We recently received an update report from a startup team in the Promus Ventures community. The deck was full of bad news: delays for certain product components were increasing, more bugs and unstable builds than usual, longer than anticipated QA testing, certain new hires were not working out, and a list of a myriad of other issues the team was facing.
The best startup teams are the ones that show all the warts and constantly communicate how they are going about fixing each problem.Who said that building a company was easy? Finding the right people to join your team is hard enough, much less building and scaling a product that is constantly evolving. Be honest with yourself and your investors — nothing ever goes the way you drew it up, so show what’s working, what’s not and what the team is doing to keep pushing the ball down the field.
More often than not, a startup team believes that if they tell their investors all the bad news, it will hurt their relationship with their investors. They believe these investors (who are not on the front lines) will thus think the team is horrible at executing the thesis, and subsequently never introduce the company to strategic customers or put another dime in the company. Au contraire.

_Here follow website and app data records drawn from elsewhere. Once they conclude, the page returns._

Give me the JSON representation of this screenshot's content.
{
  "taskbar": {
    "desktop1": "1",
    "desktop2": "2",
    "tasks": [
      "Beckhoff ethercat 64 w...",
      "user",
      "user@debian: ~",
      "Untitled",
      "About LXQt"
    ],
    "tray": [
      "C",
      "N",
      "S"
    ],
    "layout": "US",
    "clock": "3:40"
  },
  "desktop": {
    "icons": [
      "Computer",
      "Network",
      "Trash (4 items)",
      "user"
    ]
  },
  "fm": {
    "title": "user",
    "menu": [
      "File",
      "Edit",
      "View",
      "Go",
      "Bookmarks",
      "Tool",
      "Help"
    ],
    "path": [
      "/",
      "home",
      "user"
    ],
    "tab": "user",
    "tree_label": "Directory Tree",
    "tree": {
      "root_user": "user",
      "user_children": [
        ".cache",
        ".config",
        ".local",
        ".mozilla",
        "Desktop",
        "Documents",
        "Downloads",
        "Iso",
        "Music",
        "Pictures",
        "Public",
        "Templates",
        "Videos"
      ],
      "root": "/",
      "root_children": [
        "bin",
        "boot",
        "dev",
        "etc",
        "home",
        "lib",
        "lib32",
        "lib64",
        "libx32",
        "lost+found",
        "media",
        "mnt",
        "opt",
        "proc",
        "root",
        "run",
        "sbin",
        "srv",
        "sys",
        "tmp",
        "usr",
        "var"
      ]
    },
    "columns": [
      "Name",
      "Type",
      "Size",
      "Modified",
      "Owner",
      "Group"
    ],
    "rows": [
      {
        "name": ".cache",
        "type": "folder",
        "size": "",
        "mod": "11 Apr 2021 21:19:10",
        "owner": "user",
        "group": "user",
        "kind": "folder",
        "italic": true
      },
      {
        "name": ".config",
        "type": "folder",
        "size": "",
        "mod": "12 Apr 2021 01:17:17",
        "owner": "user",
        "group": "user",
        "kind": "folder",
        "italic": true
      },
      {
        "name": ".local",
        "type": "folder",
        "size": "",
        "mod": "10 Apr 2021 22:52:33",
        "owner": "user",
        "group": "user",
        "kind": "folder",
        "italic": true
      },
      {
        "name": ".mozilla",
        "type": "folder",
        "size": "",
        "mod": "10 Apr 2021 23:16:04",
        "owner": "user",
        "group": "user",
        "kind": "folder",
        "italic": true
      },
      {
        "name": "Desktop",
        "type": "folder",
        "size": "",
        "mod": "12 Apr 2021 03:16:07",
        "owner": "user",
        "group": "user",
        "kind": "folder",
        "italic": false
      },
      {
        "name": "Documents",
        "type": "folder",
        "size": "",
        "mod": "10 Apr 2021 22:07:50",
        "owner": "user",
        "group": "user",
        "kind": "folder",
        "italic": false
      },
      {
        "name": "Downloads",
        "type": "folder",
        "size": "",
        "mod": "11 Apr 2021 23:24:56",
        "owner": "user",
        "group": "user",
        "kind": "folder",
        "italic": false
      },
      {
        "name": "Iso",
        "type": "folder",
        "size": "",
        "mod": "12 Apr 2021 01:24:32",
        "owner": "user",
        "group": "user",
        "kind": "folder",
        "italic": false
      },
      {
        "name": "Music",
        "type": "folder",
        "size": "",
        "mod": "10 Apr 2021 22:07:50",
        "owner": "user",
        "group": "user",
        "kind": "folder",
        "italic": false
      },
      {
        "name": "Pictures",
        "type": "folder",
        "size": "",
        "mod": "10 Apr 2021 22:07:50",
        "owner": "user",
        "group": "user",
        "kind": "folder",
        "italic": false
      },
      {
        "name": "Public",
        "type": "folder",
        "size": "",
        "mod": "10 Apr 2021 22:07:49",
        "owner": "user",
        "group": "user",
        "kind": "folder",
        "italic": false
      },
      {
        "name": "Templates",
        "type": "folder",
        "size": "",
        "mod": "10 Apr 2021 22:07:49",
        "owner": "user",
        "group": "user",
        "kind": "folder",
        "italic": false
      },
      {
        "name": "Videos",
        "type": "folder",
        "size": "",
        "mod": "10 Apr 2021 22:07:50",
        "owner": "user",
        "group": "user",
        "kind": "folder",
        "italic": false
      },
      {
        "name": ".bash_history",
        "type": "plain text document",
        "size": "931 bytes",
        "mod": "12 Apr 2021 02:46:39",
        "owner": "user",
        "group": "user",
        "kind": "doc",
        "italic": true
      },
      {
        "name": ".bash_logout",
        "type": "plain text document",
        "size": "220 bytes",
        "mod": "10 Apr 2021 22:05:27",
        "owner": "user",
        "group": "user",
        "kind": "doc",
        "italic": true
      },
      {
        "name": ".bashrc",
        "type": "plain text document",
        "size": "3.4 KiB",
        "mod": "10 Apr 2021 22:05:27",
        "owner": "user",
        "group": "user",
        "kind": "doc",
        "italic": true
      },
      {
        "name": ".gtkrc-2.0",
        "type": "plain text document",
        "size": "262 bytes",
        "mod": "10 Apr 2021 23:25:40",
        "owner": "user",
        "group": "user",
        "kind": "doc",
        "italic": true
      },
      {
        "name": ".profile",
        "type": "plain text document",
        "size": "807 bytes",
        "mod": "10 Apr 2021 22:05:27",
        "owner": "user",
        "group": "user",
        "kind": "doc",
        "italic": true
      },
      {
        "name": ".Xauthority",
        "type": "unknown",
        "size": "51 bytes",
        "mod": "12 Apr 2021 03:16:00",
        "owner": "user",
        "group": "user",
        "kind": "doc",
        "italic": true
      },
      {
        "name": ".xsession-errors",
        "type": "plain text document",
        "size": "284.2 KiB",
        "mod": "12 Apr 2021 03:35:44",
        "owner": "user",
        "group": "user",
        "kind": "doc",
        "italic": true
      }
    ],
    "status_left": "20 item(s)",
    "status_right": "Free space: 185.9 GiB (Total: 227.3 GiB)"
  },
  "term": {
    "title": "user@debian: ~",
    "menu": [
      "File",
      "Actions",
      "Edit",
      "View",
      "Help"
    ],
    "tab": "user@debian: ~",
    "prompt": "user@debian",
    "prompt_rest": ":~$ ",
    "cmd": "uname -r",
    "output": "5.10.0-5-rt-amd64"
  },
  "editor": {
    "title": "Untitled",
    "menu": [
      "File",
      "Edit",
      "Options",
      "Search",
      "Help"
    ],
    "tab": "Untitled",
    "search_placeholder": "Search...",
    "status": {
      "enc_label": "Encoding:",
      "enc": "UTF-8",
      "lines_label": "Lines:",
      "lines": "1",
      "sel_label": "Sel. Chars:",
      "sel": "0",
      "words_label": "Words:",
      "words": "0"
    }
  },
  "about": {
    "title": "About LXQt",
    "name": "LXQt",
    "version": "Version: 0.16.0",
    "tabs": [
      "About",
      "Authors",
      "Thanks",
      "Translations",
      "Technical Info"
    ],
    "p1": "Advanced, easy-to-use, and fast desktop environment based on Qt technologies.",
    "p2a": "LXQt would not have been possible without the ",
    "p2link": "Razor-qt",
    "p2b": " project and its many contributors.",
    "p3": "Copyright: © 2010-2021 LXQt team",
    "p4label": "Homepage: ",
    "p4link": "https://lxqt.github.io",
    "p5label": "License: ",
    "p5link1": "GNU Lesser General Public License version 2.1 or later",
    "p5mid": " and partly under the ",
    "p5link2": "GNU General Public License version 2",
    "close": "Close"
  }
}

When an update from a startup team is devoid of numbers, only highlights new hires, new offices and industry research showing how their space is exploding, investors get nervous. The more open and honest a team is, the more trust will be built, and over time this consistency of transparency will produce deep and strong ties between a startup team and their investors. Show all the customers losses you have experienced, why each passed and what was learned. Be explicit with all the problems in the product roadmap and what is needed to move forward. The messier you are, the more honest board and investor conversations can be and more ground will be gained.
There is humility in admitting that you and your team are making mistakes and not everything you touch turns to gold. Well, welcome to humanity. Stay true to your focus, continually call out and communicate the challenges, and watch the level of help, trust and confidence rise in your board/advisor/investor relationships.